The Company Preferences tab provides the following five general accounting check boxes as well as closing date settings. (These check boxes are probably self-explanatory to anybody who has done a bit of accounting with QuickBooks, but for new QuickBooks users, here is a brief description of what each one does.)
Use Account Numbers: The Use Account Numbers check box, if selected, enables you to enter an account number for a transaction. The associated check box, Show Lowest Subaccount Only, tells QuickBooks to display only the name and account number of a subaccount (if you’re using one) instead of the full heritage of the account.
If you use a lot of levels of subaccounts, this option can really clean up views, making it easier to tell what account you’re looking at.
Require Accounts: The Require Accounts check box, if selected, tells QuickBooks that you must specify an account for a transaction. This makes sense. If you aren’t using accounts to track the amounts that flow into and out of the business, you aren’t really doing accounting. It would never make sense to deselect the Require Accounts check box.

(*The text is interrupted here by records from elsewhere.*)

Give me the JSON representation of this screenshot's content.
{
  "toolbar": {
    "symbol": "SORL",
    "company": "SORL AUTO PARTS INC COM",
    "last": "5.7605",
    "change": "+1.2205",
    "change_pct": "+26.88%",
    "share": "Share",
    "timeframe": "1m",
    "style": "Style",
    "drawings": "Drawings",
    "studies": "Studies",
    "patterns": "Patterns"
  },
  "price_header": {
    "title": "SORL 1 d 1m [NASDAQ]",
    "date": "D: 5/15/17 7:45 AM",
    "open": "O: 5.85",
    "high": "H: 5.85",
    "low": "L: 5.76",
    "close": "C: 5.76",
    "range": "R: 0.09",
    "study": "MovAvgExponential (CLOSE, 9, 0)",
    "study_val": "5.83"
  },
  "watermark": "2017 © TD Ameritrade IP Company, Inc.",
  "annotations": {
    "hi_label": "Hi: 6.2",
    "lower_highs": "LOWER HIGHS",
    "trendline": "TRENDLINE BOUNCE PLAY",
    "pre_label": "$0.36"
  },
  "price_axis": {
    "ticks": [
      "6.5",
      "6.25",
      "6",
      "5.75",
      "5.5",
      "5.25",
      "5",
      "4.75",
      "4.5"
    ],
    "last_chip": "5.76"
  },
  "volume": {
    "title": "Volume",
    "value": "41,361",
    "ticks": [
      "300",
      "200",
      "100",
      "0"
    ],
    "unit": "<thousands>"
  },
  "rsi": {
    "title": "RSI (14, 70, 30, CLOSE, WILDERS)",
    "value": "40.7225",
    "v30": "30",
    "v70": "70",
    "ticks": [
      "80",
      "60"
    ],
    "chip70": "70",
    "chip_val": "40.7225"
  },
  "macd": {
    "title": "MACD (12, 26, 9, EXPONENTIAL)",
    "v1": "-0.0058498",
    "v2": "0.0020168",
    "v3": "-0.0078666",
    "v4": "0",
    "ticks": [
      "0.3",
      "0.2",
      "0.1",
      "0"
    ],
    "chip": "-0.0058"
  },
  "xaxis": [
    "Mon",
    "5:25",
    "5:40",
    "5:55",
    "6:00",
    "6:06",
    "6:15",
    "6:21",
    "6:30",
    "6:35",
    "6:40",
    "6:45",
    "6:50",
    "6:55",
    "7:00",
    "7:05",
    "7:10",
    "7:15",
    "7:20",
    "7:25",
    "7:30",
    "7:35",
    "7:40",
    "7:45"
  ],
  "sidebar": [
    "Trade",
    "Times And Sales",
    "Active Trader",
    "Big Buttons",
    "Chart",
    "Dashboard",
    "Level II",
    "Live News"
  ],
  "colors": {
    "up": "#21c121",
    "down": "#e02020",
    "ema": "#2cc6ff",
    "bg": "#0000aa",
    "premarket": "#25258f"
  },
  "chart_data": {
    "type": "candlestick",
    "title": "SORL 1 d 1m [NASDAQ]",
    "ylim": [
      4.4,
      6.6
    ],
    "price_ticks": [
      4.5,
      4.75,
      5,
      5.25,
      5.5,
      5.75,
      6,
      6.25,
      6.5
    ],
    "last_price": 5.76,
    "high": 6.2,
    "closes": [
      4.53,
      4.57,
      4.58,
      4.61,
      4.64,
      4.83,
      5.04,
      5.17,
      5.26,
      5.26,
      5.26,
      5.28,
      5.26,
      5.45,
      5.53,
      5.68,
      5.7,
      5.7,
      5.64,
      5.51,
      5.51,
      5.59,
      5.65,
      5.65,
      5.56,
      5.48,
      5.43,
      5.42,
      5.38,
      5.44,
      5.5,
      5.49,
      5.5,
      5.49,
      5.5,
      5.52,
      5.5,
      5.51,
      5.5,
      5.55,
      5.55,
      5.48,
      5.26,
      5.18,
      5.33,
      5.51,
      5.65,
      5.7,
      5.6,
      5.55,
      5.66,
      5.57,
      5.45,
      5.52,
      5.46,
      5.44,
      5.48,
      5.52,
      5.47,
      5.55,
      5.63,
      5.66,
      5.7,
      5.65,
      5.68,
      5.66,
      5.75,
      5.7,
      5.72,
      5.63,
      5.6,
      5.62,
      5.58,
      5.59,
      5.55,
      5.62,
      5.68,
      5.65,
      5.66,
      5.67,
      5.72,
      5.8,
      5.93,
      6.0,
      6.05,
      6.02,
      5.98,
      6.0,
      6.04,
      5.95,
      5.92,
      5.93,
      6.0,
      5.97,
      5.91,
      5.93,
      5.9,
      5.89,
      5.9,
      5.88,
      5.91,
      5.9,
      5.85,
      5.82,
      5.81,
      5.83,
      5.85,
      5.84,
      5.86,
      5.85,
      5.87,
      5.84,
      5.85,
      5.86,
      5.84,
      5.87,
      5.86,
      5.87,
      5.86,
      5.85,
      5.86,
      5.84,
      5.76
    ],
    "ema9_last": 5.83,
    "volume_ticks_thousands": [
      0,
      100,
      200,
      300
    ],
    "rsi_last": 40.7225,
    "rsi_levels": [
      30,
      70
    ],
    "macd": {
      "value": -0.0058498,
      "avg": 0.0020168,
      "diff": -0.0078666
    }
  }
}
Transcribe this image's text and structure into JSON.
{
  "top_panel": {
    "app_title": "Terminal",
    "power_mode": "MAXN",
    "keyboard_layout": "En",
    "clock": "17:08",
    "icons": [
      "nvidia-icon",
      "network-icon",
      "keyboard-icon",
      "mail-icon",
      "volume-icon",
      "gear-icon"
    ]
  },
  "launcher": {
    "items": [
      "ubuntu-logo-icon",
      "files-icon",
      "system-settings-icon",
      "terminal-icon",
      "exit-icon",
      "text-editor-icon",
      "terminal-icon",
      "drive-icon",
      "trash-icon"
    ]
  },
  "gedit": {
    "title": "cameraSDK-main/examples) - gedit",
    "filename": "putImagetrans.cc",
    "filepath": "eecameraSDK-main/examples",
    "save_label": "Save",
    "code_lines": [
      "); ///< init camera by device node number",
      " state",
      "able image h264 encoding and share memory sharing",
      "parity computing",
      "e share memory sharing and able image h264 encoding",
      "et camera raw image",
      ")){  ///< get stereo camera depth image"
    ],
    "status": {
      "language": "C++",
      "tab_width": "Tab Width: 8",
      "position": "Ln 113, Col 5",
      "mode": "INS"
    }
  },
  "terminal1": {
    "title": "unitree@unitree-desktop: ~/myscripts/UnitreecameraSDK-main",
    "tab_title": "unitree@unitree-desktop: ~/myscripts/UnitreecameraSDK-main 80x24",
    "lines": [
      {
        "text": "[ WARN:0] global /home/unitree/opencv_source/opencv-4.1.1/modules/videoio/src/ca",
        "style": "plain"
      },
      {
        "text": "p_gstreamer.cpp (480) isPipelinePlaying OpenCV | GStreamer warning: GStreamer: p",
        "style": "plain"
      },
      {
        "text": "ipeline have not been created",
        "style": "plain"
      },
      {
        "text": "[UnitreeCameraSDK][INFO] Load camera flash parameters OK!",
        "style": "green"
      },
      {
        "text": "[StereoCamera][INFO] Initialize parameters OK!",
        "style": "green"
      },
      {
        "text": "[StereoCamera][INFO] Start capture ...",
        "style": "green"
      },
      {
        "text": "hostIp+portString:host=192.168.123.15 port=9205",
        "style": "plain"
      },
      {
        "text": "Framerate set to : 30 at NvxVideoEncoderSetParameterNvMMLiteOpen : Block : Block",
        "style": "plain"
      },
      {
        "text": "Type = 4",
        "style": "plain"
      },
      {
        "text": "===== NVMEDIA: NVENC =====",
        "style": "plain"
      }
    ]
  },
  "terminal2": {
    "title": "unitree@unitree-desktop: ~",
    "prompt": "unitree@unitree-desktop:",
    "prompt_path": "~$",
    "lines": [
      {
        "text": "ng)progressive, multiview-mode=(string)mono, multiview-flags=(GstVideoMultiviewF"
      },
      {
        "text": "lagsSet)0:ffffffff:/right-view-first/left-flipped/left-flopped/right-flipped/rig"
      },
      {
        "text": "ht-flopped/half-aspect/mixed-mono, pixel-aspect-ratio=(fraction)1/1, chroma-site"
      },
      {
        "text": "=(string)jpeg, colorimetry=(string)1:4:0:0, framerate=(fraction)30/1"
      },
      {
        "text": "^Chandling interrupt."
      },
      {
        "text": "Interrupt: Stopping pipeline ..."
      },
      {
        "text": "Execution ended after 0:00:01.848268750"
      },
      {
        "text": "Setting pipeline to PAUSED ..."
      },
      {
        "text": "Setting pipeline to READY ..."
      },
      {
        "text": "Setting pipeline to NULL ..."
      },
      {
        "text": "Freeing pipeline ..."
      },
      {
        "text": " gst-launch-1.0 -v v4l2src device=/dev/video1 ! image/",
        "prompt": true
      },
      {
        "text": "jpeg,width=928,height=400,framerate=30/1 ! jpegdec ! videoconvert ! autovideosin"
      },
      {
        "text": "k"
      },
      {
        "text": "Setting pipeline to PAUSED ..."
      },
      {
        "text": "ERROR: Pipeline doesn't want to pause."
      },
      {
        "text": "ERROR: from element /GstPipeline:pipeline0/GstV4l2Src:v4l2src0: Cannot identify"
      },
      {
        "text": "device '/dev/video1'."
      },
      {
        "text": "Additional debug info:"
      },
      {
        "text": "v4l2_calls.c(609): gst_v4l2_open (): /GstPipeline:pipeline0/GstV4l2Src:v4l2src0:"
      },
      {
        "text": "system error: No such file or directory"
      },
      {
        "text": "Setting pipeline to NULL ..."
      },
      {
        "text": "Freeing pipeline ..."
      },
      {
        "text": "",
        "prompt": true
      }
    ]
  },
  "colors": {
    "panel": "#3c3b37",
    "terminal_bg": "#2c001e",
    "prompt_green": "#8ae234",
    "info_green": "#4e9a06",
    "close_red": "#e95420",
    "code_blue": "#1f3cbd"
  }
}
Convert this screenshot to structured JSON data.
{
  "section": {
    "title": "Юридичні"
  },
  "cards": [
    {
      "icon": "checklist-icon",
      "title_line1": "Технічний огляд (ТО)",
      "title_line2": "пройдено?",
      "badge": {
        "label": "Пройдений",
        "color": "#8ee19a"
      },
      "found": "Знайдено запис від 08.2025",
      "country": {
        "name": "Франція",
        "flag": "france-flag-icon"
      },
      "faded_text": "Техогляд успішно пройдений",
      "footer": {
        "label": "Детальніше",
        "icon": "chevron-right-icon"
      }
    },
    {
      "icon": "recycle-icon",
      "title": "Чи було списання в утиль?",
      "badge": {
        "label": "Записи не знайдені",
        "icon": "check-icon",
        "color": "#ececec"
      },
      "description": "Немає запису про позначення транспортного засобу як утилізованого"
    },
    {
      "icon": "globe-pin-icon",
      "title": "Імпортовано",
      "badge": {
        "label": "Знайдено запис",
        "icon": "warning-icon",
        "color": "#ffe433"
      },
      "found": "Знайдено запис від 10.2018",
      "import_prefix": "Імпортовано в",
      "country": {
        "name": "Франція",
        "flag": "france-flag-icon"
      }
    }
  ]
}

Use Class Tracking: The Use Class Tracking check box lets you tell QuickBooks that you want to use not only accounts to track your financial information but also classes. Classes let you split account level information in another way. This sounds complicated, but it’s really quite simple.
The account list, for example, lets you track revenue and expenses by categories of revenue and expense. You may track expenses by using categories such as wages, rent, and supplies. Classes, therefore, provide you with a way to track this information in another dimension.
For example, you can split wages expense into those wages spent for two different locations of your business. A restaurateur with two restaurants may want to do this. Note that QuickBooks also provides a box you can check to indicate QuickBooks should prompt you to assign classes.
Automatically Assign General Journal Entry Number: This check box tells QuickBooks to assign numbers to the general journal entries that you enter by using the Make Journal Entry command. You want to leave this check box selected. General journal entries, by the way, are typically entered by your CPA or your professional on-staff accountant.
Warn when posting a transaction to Retained Earnings: This check box tells QuickBooks to display a warning message whenever you or someone else attempts to directly debit or credit its retained earnings account. (Normally, you don’t want to directly debit or credit the retained earnings account. And only skilled accountants would enter transactions directly into retained earnings in any case.)
Date Warnings: The Date Warning boxes tell QuickBooks to warn you when you or someone else enters a transaction with a date too far in the past or too far into the future. If you mark either of the Date Warning boxes, you also want to specify how many days is too far into the past or too far into the future.
Closing Date settings: The Closing Date box lets you identify a date before which your QuickBooks data file can’t be changed. In other words, if you set the closing date to December 31, 2010, you’re telling QuickBooks that you don’t want any changes made to the QuickBooks data file before this date.
This means that someone can’t modify a transaction that’s dated before your closing date without getting a scary warning message. It also means that someone can’t enter a transaction by using a date before this closing date.
You can click the Set Date/Password button to display a dialog box that lets you specify a closing date and create the password required when someone wants to add an old transaction or modify an old transaction.
Long ago, past versions of QuickBooks also let you turn on and off an audit trail feature by using the Company Preferences tab of the Accounting Preferences. However, all recent versions of QuickBooks provide an always-on audit trail, so you don’t see an Audit Trail check box accounting preference any more.
An audit trail, by the way, simply keeps a list of who makes which changes to transactions. Accountants, predictably, love audit trails. Audit trails enable someone, such as your CPA, to come in after the fact and figure out why an account balance is what it is.